Dataset below:

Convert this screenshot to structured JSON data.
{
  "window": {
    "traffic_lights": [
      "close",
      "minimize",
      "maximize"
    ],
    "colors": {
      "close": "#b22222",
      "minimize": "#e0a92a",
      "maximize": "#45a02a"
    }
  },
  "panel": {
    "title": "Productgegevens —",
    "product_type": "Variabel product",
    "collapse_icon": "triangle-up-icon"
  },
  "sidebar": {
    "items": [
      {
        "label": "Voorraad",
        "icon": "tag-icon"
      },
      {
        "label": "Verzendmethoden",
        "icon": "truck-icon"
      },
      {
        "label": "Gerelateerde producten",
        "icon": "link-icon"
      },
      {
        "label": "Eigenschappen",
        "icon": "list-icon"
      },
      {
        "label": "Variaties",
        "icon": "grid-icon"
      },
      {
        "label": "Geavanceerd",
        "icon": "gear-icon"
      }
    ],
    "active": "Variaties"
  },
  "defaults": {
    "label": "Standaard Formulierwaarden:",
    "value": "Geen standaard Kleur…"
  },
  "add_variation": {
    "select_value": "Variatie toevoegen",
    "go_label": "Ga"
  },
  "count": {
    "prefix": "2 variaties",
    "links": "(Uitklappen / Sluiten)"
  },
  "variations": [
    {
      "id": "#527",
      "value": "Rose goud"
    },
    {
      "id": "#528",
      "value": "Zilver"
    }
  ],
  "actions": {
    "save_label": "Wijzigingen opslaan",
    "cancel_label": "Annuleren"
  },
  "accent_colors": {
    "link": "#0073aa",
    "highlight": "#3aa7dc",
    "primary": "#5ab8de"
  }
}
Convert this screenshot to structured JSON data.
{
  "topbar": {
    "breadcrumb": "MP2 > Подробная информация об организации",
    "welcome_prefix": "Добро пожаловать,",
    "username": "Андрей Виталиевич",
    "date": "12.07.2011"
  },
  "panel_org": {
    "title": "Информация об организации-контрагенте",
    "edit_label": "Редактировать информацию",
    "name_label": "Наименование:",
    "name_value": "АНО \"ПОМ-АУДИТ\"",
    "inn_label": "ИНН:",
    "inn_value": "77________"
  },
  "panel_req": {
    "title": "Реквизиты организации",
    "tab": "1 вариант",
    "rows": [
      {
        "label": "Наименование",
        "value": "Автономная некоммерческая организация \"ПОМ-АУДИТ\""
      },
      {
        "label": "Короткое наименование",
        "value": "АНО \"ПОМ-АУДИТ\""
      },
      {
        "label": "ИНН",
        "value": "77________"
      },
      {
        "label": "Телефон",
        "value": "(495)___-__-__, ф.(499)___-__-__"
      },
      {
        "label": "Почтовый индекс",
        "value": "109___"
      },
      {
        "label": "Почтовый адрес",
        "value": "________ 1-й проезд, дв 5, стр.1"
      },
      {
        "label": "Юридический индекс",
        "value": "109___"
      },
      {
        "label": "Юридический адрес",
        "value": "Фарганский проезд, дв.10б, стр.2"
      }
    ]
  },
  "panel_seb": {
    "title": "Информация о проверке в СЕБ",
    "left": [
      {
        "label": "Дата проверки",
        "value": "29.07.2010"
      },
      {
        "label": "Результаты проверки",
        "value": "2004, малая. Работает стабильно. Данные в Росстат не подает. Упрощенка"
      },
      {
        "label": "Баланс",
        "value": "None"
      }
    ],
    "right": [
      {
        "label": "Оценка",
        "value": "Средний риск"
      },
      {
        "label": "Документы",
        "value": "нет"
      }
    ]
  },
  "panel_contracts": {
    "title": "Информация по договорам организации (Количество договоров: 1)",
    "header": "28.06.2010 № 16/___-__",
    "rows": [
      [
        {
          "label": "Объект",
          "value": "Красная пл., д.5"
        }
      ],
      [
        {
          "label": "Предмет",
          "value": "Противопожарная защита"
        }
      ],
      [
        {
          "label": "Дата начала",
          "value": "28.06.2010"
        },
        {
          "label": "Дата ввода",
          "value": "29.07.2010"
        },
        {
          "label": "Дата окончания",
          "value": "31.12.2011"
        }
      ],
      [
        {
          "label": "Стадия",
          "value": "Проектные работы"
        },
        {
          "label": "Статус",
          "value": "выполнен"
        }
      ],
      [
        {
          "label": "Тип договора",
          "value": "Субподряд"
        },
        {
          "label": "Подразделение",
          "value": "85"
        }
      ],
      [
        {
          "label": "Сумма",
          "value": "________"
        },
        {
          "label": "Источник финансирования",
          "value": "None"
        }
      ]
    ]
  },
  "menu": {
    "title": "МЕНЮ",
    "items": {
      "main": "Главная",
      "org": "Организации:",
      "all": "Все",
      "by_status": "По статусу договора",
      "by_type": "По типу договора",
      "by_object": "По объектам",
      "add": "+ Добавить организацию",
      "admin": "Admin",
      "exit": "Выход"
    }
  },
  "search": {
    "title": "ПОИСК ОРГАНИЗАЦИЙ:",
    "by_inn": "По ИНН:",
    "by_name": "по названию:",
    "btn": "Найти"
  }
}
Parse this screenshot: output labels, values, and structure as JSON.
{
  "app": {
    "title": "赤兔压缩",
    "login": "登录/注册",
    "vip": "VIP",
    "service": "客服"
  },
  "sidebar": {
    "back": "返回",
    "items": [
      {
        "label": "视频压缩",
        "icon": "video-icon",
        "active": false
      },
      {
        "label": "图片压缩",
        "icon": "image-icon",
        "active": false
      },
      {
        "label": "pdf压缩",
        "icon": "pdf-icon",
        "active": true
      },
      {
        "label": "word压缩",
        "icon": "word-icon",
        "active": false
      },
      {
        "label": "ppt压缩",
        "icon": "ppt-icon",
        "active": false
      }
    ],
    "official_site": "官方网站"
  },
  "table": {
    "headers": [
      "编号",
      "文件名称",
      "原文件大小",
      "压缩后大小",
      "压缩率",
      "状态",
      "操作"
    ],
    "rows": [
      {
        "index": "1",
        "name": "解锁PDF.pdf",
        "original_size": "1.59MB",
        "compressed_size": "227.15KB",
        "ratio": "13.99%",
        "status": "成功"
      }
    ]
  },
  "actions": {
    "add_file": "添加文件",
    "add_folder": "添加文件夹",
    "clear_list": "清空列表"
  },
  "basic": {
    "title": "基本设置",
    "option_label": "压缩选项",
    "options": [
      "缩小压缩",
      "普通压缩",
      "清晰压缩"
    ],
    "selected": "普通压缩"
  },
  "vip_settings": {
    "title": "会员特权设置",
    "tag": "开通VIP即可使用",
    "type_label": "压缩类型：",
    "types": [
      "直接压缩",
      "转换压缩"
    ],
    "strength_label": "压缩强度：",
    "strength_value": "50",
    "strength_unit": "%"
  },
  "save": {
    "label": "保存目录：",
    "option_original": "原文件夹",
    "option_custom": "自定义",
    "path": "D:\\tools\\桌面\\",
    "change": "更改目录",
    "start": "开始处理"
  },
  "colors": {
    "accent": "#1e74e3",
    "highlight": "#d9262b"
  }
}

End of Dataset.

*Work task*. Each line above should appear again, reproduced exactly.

*Solution for this problem*.
Convert this screenshot to structured JSON data.
{
  "window": {
    "traffic_lights": [
      "close",
      "minimize",
      "maximize"
    ],
    "colors": {
      "close": "#b22222",
      "minimize": "#e0a92a",
      "maximize": "#45a02a"
    }
  },
  "panel": {
    "title": "Productgegevens —",
    "product_type": "Variabel product",
    "collapse_icon": "triangle-up-icon"
  },
  "sidebar": {
    "items": [
      {
        "label": "Voorraad",
        "icon": "tag-icon"
      },
      {
        "label": "Verzendmethoden",
        "icon": "truck-icon"
      },
      {
        "label": "Gerelateerde producten",
        "icon": "link-icon"
      },
      {
        "label": "Eigenschappen",
        "icon": "list-icon"
      },
      {
        "label": "Variaties",
        "icon": "grid-icon"
      },
      {
        "label": "Geavanceerd",
        "icon": "gear-icon"
      }
    ],
    "active": "Variaties"
  },
  "defaults": {
    "label": "Standaard Formulierwaarden:",
    "value": "Geen standaard Kleur…"
  },
  "add_variation": {
    "select_value": "Variatie toevoegen",
    "go_label": "Ga"
  },
  "count": {
    "prefix": "2 variaties",
    "links": "(Uitklappen / Sluiten)"
  },
  "variations": [
    {
      "id": "#527",
      "value": "Rose goud"
    },
    {
      "id": "#528",
      "value": "Zilver"
    }
  ],
  "actions": {
    "save_label": "Wijzigingen opslaan",
    "cancel_label": "Annuleren"
  },
  "accent_colors": {
    "link": "#0073aa",
    "highlight": "#3aa7dc",
    "primary": "#5ab8de"
  }
}
Convert this screenshot to structured JSON data.
{
  "topbar": {
    "breadcrumb": "MP2 > Подробная информация об организации",
    "welcome_prefix": "Добро пожаловать,",
    "username": "Андрей Виталиевич",
    "date": "12.07.2011"
  },
  "panel_org": {
    "title": "Информация об организации-контрагенте",
    "edit_label": "Редактировать информацию",
    "name_label": "Наименование:",
    "name_value": "АНО \"ПОМ-АУДИТ\"",
    "inn_label": "ИНН:",
    "inn_value": "77________"
  },
  "panel_req": {
    "title": "Реквизиты организации",
    "tab": "1 вариант",
    "rows": [
      {
        "label": "Наименование",
        "value": "Автономная некоммерческая организация \"ПОМ-АУДИТ\""
      },
      {
        "label": "Короткое наименование",
        "value": "АНО \"ПОМ-АУДИТ\""
      },
      {
        "label": "ИНН",
        "value": "77________"
      },
      {
        "label": "Телефон",
        "value": "(495)___-__-__, ф.(499)___-__-__"
      },
      {
        "label": "Почтовый индекс",
        "value": "109___"
      },
      {
        "label": "Почтовый адрес",
        "value": "________ 1-й проезд, дв 5, стр.1"
      },
      {
        "label": "Юридический индекс",
        "value": "109___"
      },
      {
        "label": "Юридический адрес",
        "value": "Фарганский проезд, дв.10б, стр.2"
      }
    ]
  },
  "panel_seb": {
    "title": "Информация о проверке в СЕБ",
    "left": [
      {
        "label": "Дата проверки",
        "value": "29.07.2010"
      },
      {
        "label": "Результаты проверки",
        "value": "2004, малая. Работает стабильно. Данные в Росстат не подает. Упрощенка"
      },
      {
        "label": "Баланс",
        "value": "None"
      }
    ],
    "right": [
      {
        "label": "Оценка",
        "value": "Средний риск"
      },
      {
        "label": "Документы",
        "value": "нет"
      }
    ]
  },
  "panel_contracts": {
    "title": "Информация по договорам организации (Количество договоров: 1)",
    "header": "28.06.2010 № 16/___-__",
    "rows": [
      [
        {
          "label": "Объект",
          "value": "Красная пл., д.5"
        }
      ],
      [
        {
          "label": "Предмет",
          "value": "Противопожарная защита"
        }
      ],
      [
        {
          "label": "Дата начала",
          "value": "28.06.2010"
        },
        {
          "label": "Дата ввода",
          "value": "29.07.2010"
        },
        {
          "label": "Дата окончания",
          "value": "31.12.2011"
        }
      ],
      [
        {
          "label": "Стадия",
          "value": "Проектные работы"
        },
        {
          "label": "Статус",
          "value": "выполнен"
        }
      ],
      [
        {
          "label": "Тип договора",
          "value": "Субподряд"
        },
        {
          "label": "Подразделение",
          "value": "85"
        }
      ],
      [
        {
          "label": "Сумма",
          "value": "________"
        },
        {
          "label": "Источник финансирования",
          "value": "None"
        }
      ]
    ]
  },
  "menu": {
    "title": "МЕНЮ",
    "items": {
      "main": "Главная",
      "org": "Организации:",
      "all": "Все",
      "by_status": "По статусу договора",
      "by_type": "По типу договора",
      "by_object": "По объектам",
      "add": "+ Добавить организацию",
      "admin": "Admin",
      "exit": "Выход"
    }
  },
  "search": {
    "title": "ПОИСК ОРГАНИЗАЦИЙ:",
    "by_inn": "По ИНН:",
    "by_name": "по названию:",
    "btn": "Найти"
  }
}
Parse this screenshot: output labels, values, and structure as JSON.
{
  "app": {
    "title": "赤兔压缩",
    "login": "登录/注册",
    "vip": "VIP",
    "service": "客服"
  },
  "sidebar": {
    "back": "返回",
    "items": [
      {
        "label": "视频压缩",
        "icon": "video-icon",
        "active": false
      },
      {
        "label": "图片压缩",
        "icon": "image-icon",
        "active": false
      },
      {
        "label": "pdf压缩",
        "icon": "pdf-icon",
        "active": true
      },
      {
        "label": "word压缩",
        "icon": "word-icon",
        "active": false
      },
      {
        "label": "ppt压缩",
        "icon": "ppt-icon",
        "active": false
      }
    ],
    "official_site": "官方网站"
  },
  "table": {
    "headers": [
      "编号",
      "文件名称",
      "原文件大小",
      "压缩后大小",
      "压缩率",
      "状态",
      "操作"
    ],
    "rows": [
      {
        "index": "1",
        "name": "解锁PDF.pdf",
        "original_size": "1.59MB",
        "compressed_size": "227.15KB",
        "ratio": "13.99%",
        "status": "成功"
      }
    ]
  },
  "actions": {
    "add_file": "添加文件",
    "add_folder": "添加文件夹",
    "clear_list": "清空列表"
  },
  "basic": {
    "title": "基本设置",
    "option_label": "压缩选项",
    "options": [
      "缩小压缩",
      "普通压缩",
      "清晰压缩"
    ],
    "selected": "普通压缩"
  },
  "vip_settings": {
    "title": "会员特权设置",
    "tag": "开通VIP即可使用",
    "type_label": "压缩类型：",
    "types": [
      "直接压缩",
      "转换压缩"
    ],
    "strength_label": "压缩强度：",
    "strength_value": "50",
    "strength_unit": "%"
  },
  "save": {
    "label": "保存目录：",
    "option_original": "原文件夹",
    "option_custom": "自定义",
    "path": "D:\\tools\\桌面\\",
    "change": "更改目录",
    "start": "开始处理"
  },
  "colors": {
    "accent": "#1e74e3",
    "highlight": "#d9262b"
  }
}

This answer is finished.